We’ve talked multiple times about the signs and effects of post-traumatic stress disorder (PTSD) and we’ve stressed about the importance of taking care of one’s mental health following a car accident. In this article, we want to focus on a rather more delicate subject: survivor guilt and how to deal with it.
What Is Survivor Guilt?
The name is pretty self-explanatory: survivors of fatal accidents often feel an immense sense of guilt because they are still alive while others have died. This tendency was noted after the Holocaust, but soon enough it became clear that the syndrome is more common than initially thought. People can experience survivor guilt after a fatal car accident, natural disasters, suffering from an illness that is usually fatal to others, after receiving an organ transplant, following the death of a parent during childbirth, and so on.
The idea is that the victims feel guilty that they survived while other people have died and think that they don’t deserve to live or that the accident was their fault.
Survivor Guilt Is a Complex Syndrome, But There Are Ways to Manage It
The intensity and duration of survivor guilt can vary from person to person, and so does its manifestation. There are instances when our actions may have contributed to the death of someone but in many cases the guilt is irrational. For example, if you were a passenger in the car and the driver died because of the negligence of another driver, there’s nothing you could have done to prevent the accident or change the outcome. However, because feeling helpless is incredibly hard, people would rather blame themselves than accept that they can’t control everything.
What you need to know is that feeling this way is perfectly normal. However, you should also note that this feeling won’t go away on its own and you need to get help. Talk with a counselor who understands the impact of a traumatic event and allow them to show you how you can embrace life and turn your grief into something positive.
Don’t Ignore the Psychological Effects of Car Accidents

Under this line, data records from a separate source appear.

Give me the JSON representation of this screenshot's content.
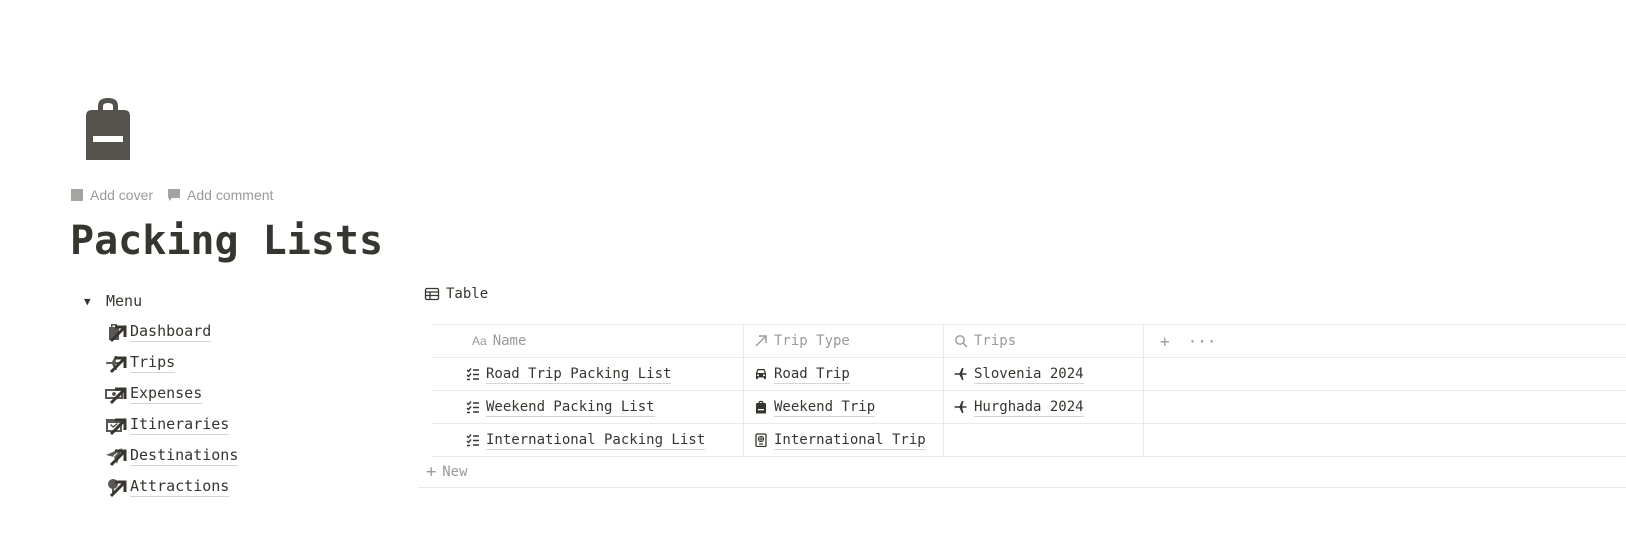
{
  "header": {
    "icon": "backpack-icon",
    "add_cover": "Add cover",
    "add_comment": "Add comment",
    "title": "Packing Lists"
  },
  "menu": {
    "toggle_label": "Menu",
    "items": [
      {
        "label": "Dashboard",
        "icon": "luggage-icon"
      },
      {
        "label": "Trips",
        "icon": "plane-icon"
      },
      {
        "label": "Expenses",
        "icon": "money-icon"
      },
      {
        "label": "Itineraries",
        "icon": "calendar-icon"
      },
      {
        "label": "Destinations",
        "icon": "paper-plane-icon"
      },
      {
        "label": "Attractions",
        "icon": "pin-icon"
      }
    ]
  },
  "table": {
    "view_label": "Table",
    "columns": [
      "Name",
      "Trip Type",
      "Trips"
    ],
    "name_prefix": "Aa",
    "rows": [
      {
        "name": "Road Trip Packing List",
        "trip_type": "Road Trip",
        "trip_type_icon": "car-icon",
        "trips": "Slovenia 2024"
      },
      {
        "name": "Weekend Packing List",
        "trip_type": "Weekend Trip",
        "trip_type_icon": "backpack-icon",
        "trips": "Hurghada 2024"
      },
      {
        "name": "International Packing List",
        "trip_type": "International Trip",
        "trip_type_icon": "passport-icon",
        "trips": ""
      }
    ],
    "new_label": "New"
  }
}
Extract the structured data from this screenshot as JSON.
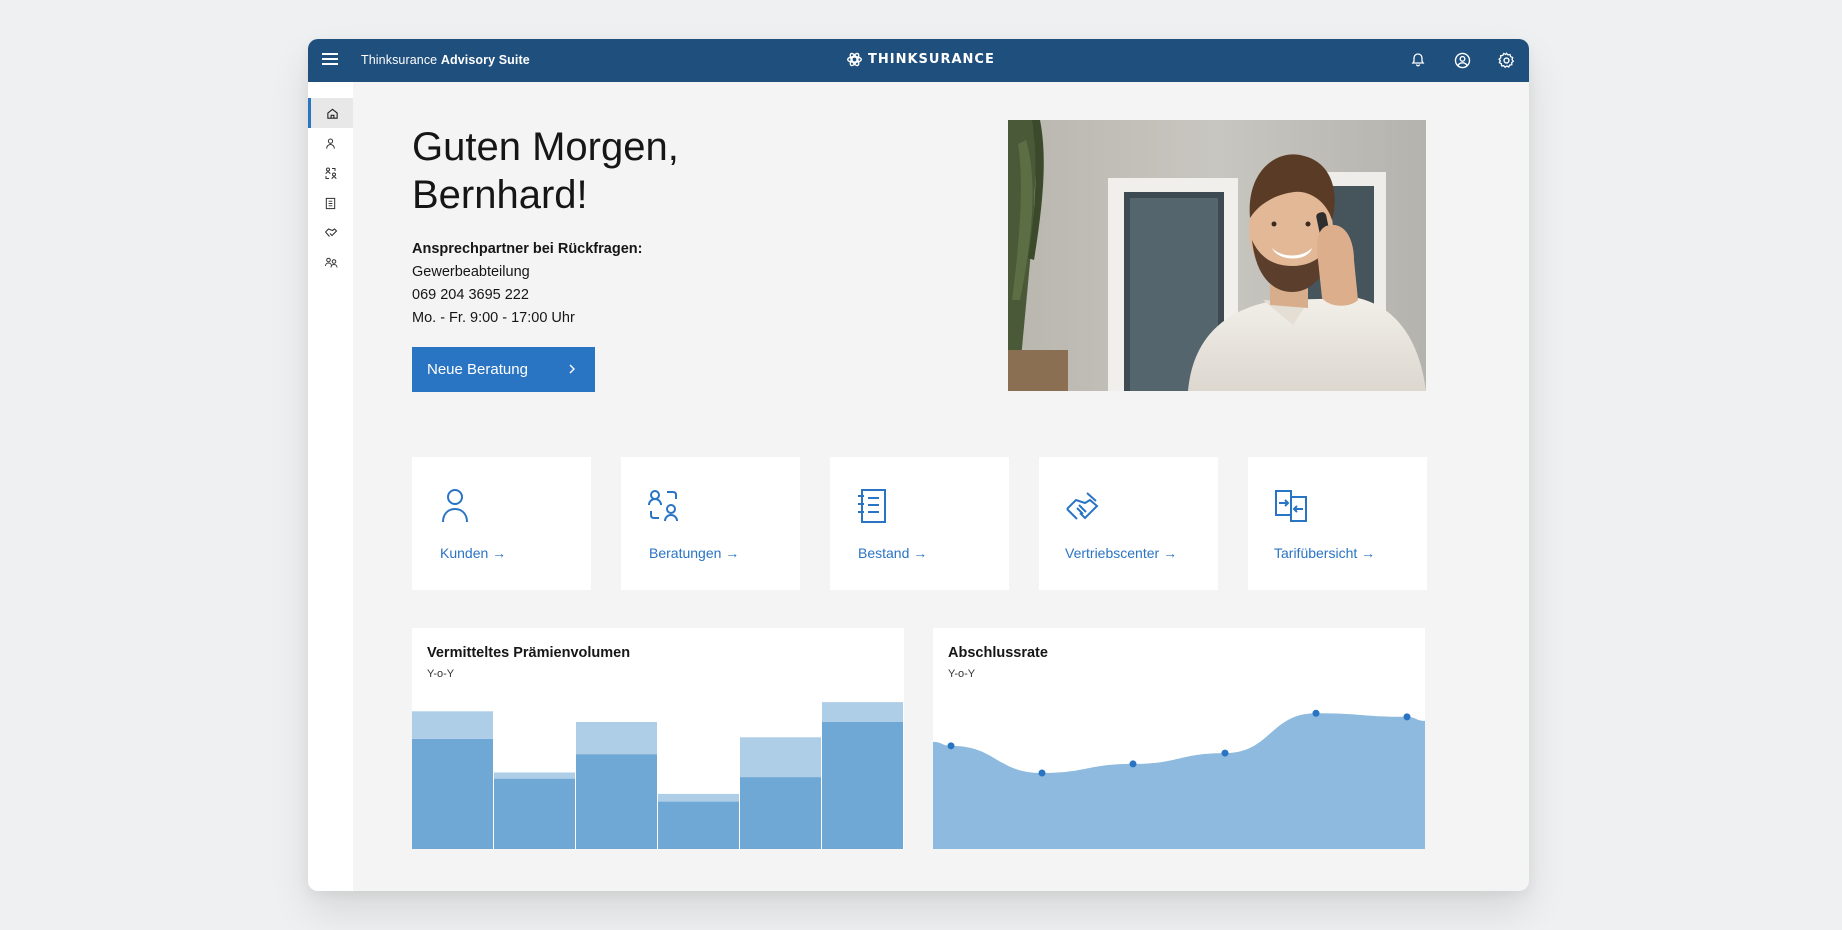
{
  "header": {
    "app_name_prefix": "Thinksurance",
    "app_name_suffix": "Advisory Suite",
    "brand": "THINKSURANCE",
    "icons": [
      "bell-icon",
      "user-circle-icon",
      "settings-icon"
    ]
  },
  "sidebar": {
    "items": [
      {
        "icon": "home-icon",
        "active": true
      },
      {
        "icon": "user-icon",
        "active": false
      },
      {
        "icon": "consultation-icon",
        "active": false
      },
      {
        "icon": "portfolio-icon",
        "active": false
      },
      {
        "icon": "handshake-icon",
        "active": false
      },
      {
        "icon": "users-icon",
        "active": false
      }
    ]
  },
  "main": {
    "greeting_line1": "Guten Morgen,",
    "greeting_line2": "Bernhard!",
    "contact": {
      "label": "Ansprechpartner bei Rückfragen:",
      "department": "Gewerbeabteilung",
      "phone": "069 204 3695 222",
      "hours": "Mo. - Fr. 9:00 - 17:00 Uhr"
    },
    "cta_label": "Neue Beratung",
    "tiles": [
      {
        "label": "Kunden",
        "icon": "user-icon"
      },
      {
        "label": "Beratungen",
        "icon": "consultation-icon"
      },
      {
        "label": "Bestand",
        "icon": "portfolio-icon"
      },
      {
        "label": "Vertriebscenter",
        "icon": "handshake-icon"
      },
      {
        "label": "Tarifübersicht",
        "icon": "tariff-compare-icon"
      }
    ],
    "arrow": "→"
  },
  "colors": {
    "brand_navy": "#1f4f7d",
    "accent_blue": "#2a74c4",
    "bar_dark": "#6fa7d5",
    "bar_light": "#aecde6",
    "area_fill": "#8dbade",
    "point": "#2a74c4"
  },
  "chart_data": [
    {
      "type": "bar",
      "title": "Vermitteltes Prämienvolumen",
      "subtitle": "Y-o-Y",
      "stacked": true,
      "series": [
        {
          "values": [
            72,
            46,
            62,
            31,
            47,
            83
          ]
        },
        {
          "values": [
            18,
            4,
            21,
            5,
            26,
            13
          ]
        }
      ],
      "ylim": [
        0,
        100
      ],
      "grid": false
    },
    {
      "type": "area",
      "title": "Abschlussrate",
      "subtitle": "Y-o-Y",
      "values": [
        57,
        42,
        47,
        53,
        75,
        73
      ],
      "ylim": [
        0,
        100
      ],
      "grid": false
    }
  ]
}
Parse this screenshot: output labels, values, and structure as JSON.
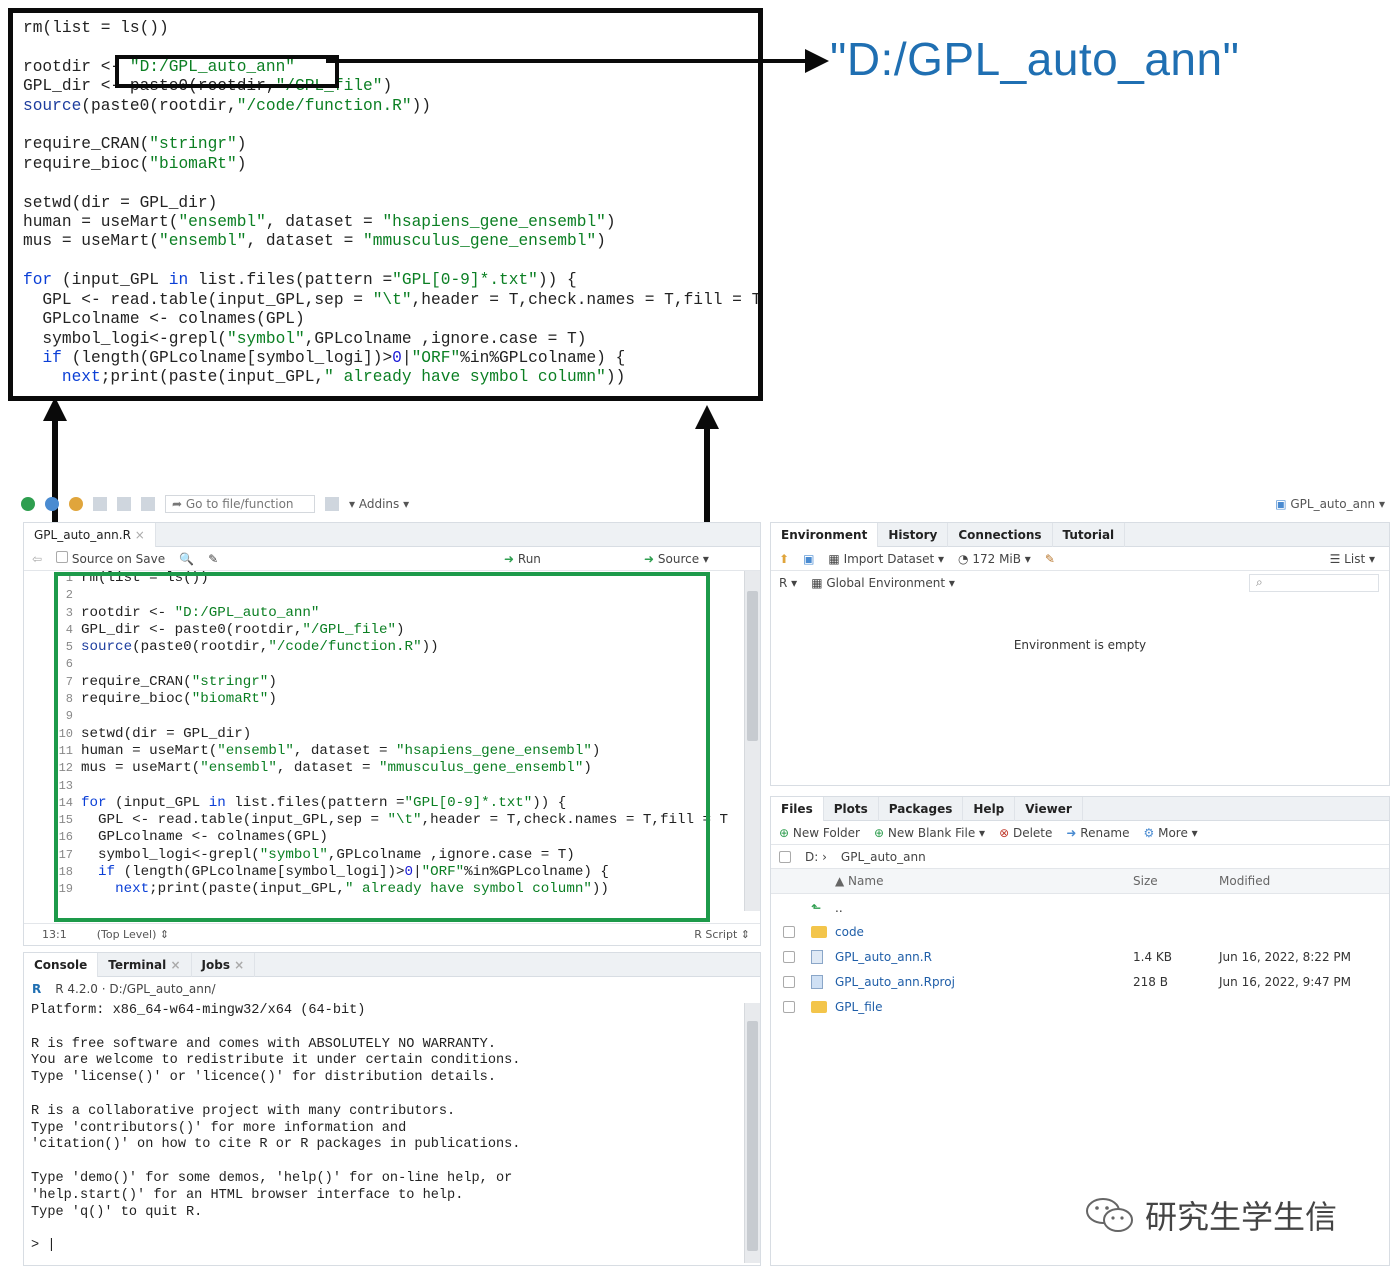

Most people focus on healing their physical injuries and getting compensated for their lost wages after a car accident. And, while that is the normal course of events, take time to consider your mental health too. An experienced St. Louis car accident lawyer will make sure that your claim will account for your emotional trauma too, as well as guide you toward getting specialized help.
Don’t try to push these feelings away. Acknowledge them, get help, and seek the compensation you are legally entitled to. For a FREE case evaluation give us a call 24/7 at (314) 361-4242.